- Data records -
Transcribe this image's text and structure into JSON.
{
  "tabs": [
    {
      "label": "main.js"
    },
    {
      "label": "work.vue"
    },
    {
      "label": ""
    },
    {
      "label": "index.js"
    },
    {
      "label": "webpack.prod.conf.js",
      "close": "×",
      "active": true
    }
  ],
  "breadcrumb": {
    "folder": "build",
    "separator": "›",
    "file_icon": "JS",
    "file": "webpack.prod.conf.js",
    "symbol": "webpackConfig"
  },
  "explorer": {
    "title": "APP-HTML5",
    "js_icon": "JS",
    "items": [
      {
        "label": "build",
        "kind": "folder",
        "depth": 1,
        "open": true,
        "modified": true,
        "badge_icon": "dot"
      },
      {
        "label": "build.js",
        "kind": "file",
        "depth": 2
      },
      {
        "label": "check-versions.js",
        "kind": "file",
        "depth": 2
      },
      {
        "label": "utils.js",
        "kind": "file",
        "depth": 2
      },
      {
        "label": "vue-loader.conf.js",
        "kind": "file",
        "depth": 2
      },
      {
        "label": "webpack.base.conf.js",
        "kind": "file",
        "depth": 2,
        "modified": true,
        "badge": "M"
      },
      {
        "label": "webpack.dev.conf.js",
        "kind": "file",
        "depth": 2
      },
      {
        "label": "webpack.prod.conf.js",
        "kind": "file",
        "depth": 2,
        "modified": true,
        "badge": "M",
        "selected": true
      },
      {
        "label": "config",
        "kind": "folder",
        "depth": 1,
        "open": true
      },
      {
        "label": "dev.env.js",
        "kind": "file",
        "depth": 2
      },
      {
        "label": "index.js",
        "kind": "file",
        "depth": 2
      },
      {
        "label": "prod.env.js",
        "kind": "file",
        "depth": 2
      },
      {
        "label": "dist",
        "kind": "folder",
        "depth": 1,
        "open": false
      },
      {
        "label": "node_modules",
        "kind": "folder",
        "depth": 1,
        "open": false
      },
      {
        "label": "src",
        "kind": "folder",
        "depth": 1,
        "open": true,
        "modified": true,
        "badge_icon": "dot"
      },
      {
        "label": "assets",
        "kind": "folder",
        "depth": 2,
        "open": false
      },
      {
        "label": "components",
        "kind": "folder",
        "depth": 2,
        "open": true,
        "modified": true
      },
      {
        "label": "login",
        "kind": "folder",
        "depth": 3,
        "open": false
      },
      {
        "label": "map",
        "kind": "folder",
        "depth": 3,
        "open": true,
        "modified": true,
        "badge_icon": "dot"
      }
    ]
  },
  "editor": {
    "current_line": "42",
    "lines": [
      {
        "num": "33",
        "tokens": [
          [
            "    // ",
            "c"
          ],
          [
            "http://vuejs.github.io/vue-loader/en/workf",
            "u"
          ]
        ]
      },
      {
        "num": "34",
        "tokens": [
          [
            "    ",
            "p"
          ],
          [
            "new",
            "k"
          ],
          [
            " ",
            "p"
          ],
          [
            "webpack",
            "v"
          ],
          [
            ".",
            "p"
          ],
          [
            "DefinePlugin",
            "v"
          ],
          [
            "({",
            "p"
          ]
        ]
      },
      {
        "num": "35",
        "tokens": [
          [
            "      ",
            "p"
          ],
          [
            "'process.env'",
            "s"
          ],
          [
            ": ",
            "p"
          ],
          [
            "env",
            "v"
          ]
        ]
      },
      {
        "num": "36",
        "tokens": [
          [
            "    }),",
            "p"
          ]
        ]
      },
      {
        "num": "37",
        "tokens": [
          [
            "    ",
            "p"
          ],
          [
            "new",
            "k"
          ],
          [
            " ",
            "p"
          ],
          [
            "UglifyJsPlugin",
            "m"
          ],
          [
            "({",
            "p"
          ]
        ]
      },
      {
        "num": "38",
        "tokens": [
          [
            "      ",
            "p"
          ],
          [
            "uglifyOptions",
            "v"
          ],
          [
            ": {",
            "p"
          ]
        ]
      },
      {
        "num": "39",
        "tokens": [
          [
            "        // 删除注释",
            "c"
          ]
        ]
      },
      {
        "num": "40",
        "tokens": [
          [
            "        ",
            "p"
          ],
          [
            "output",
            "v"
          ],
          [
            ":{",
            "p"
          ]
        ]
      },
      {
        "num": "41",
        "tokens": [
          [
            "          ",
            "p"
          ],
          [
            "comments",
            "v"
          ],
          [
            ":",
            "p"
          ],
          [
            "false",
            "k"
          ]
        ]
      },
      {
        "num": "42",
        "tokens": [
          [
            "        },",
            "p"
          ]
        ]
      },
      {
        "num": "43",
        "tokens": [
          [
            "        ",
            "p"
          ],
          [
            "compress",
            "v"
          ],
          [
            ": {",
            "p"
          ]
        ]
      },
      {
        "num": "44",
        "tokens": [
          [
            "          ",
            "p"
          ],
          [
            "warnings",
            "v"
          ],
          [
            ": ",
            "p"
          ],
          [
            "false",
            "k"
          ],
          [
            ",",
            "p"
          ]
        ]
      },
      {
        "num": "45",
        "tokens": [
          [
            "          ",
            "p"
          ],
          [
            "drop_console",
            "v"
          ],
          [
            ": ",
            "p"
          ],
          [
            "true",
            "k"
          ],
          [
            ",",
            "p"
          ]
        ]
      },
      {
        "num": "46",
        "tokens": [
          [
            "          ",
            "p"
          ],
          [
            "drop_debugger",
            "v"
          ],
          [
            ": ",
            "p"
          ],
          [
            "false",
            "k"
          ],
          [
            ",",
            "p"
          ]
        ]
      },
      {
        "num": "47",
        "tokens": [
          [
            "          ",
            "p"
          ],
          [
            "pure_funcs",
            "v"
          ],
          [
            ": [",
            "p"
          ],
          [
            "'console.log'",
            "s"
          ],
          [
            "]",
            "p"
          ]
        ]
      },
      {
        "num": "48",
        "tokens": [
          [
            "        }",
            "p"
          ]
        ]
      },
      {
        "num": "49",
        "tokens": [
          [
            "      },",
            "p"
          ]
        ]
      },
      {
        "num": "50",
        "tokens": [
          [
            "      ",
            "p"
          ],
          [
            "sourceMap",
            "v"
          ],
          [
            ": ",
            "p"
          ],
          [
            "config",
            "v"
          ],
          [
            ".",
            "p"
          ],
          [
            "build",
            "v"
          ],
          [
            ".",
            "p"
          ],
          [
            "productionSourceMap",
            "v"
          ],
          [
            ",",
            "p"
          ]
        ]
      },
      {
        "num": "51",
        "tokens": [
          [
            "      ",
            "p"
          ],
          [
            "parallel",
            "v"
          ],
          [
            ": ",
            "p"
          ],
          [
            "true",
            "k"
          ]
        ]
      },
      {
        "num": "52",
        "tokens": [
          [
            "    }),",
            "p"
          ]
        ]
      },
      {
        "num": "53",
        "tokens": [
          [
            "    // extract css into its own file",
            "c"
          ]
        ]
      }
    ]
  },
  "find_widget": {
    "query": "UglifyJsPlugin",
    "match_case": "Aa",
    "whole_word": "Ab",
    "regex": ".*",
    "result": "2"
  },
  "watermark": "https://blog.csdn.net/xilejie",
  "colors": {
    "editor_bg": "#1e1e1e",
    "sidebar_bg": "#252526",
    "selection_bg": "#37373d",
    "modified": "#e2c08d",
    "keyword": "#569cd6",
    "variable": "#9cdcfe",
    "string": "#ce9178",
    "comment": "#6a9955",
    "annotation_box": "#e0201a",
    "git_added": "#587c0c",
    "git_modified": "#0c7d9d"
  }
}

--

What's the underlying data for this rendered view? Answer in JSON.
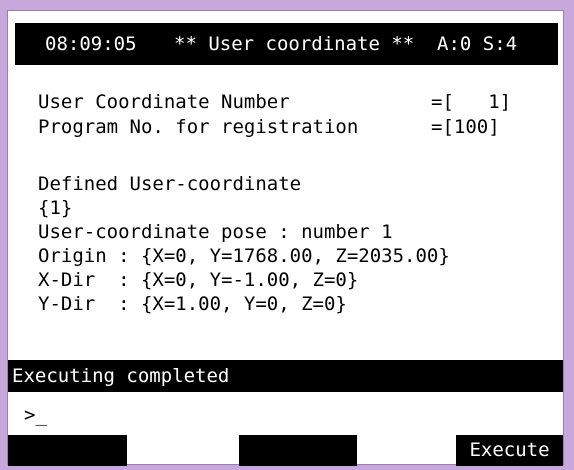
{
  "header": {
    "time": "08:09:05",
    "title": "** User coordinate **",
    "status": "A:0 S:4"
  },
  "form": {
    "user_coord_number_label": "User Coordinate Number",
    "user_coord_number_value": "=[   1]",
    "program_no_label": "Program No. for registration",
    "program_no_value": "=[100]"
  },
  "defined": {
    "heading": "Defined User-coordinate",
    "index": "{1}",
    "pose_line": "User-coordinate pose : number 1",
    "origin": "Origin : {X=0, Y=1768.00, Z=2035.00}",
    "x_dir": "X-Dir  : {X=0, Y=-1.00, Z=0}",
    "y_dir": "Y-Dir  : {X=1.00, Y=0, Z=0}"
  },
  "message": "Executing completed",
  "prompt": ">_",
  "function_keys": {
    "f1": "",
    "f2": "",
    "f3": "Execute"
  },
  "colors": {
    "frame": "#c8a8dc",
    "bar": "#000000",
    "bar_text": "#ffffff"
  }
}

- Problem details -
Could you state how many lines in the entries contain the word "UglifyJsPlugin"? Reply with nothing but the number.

- Answer below -
2